4. See if that class (or its parent) that we need to work with conforms to any protocols. Since protocols are a collections of methods, method that we are looking for might be in protocol.

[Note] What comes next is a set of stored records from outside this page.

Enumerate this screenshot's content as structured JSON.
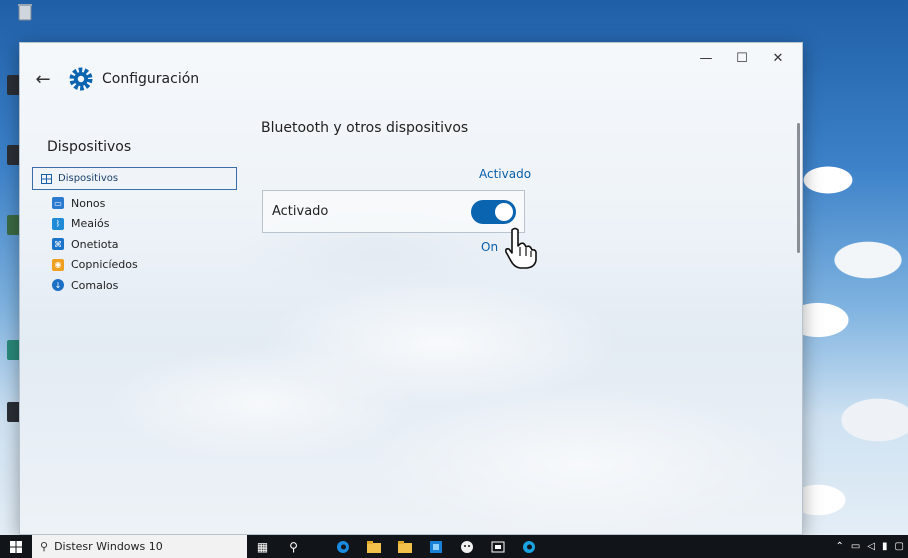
{
  "window": {
    "title": "Configuración",
    "controls": {
      "minimize": "—",
      "maximize": "☐",
      "close": "✕"
    }
  },
  "nav": {
    "title": "Dispositivos",
    "selected": "Dispositivos",
    "items": [
      {
        "label": "Nonos",
        "icon": "display-icon",
        "color": "#2a7bd0"
      },
      {
        "label": "Meaiós",
        "icon": "bluetooth-icon",
        "color": "#1f8ad6"
      },
      {
        "label": "Onetiota",
        "icon": "network-icon",
        "color": "#1c74c8"
      },
      {
        "label": "Copnicíedos",
        "icon": "autoplay-icon",
        "color": "#f0a020"
      },
      {
        "label": "Comalos",
        "icon": "download-icon",
        "color": "#1b6fc4"
      }
    ]
  },
  "main": {
    "section_title": "Bluetooth y otros dispositivos",
    "status_link": "Activado",
    "toggle": {
      "label": "Activado",
      "state": "on",
      "state_label": "On"
    }
  },
  "taskbar": {
    "search_text": "Distesr Windows 10"
  },
  "colors": {
    "accent": "#0a64b0",
    "link": "#0a5fa8"
  }
}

To find out which protocols our class conforms to - go to the header file and “Command+Click” on the parent class.

Can’t wait for my Sunday session!


#16

there is bag in this code.

do this. lunch the app, you have only "no more items"
add 2 or more rows.
edit rows, move some up and down.
click done button to finish editing.
click edit button again and the "no more item becomes editable.

I fount is strange, then i checked the allitems count to see whats going on.
and every time i moved any row, i got in [[[BNRItemStor sharedStore] allItems] count] increased with 1.

any idea why its happening?


#17

after 5 hours of try and error i came up with this lazy and simple solution.
i created a method which adds “No more item” string to all items;

//BNRItemStore.h
- (void)addNoMoreItem;

//BNRItemStore.m
- (void)addNoMoreItem
{
    [allItems insertObject:@"No more items!!!" atIndex:[allItems count]];
}

then in IteemsViewController.m im calling it in init

- (id)init 
{
    // Call the superclass's designated initializer
    self = [super initWithStyle:UITableViewStyleGrouped];
    if (self) {
        [[BNRItemStore defaultStore] addNoMoreItem];
    }
    return self;
}

now when we start we have no more item in table, but when we add raw, "no more item is not the last row any more. so I decided to change the added random item to be as follows

//BNRItemStore.m
- (BNRItem *)createItem
{
    BNRItem *p = [BNRItem randomItem];
    int i = [allItems count] - 1;
    [allItems insertObject:p atIndex:i];
   
    return p;
}

now every time we add new item it has one index less then “no more item”

then to disable the editing of the last row

//ItemsViewController.m
//add this method

- (BOOL)tableView:(UITableView *)tableView canEditRowAtIndexPath:(NSIndexPath *)indexPath
{
    if ([indexPath row] == [[[BNRItemStore defaultStore] allItems] count]-1) {
        return NO;
    } else {
        return YES;
    }
}

to prevent moved rows under the last row i used this

//ItemsViewController.m
//add this method
-(NSIndexPath *)tableView:(UITableView *)tableView targetIndexPathForMoveFromRowAtIndexPath:(NSIndexPath *)from toProposedIndexPath:(NSIndexPath *)to
{
    if ([to row] == [[[BNRItemStore defaultStore] allItems] count]-1) {
        return from;
    } else {
        return to;
    }
    
}

hope this will help to someone :slight_smile: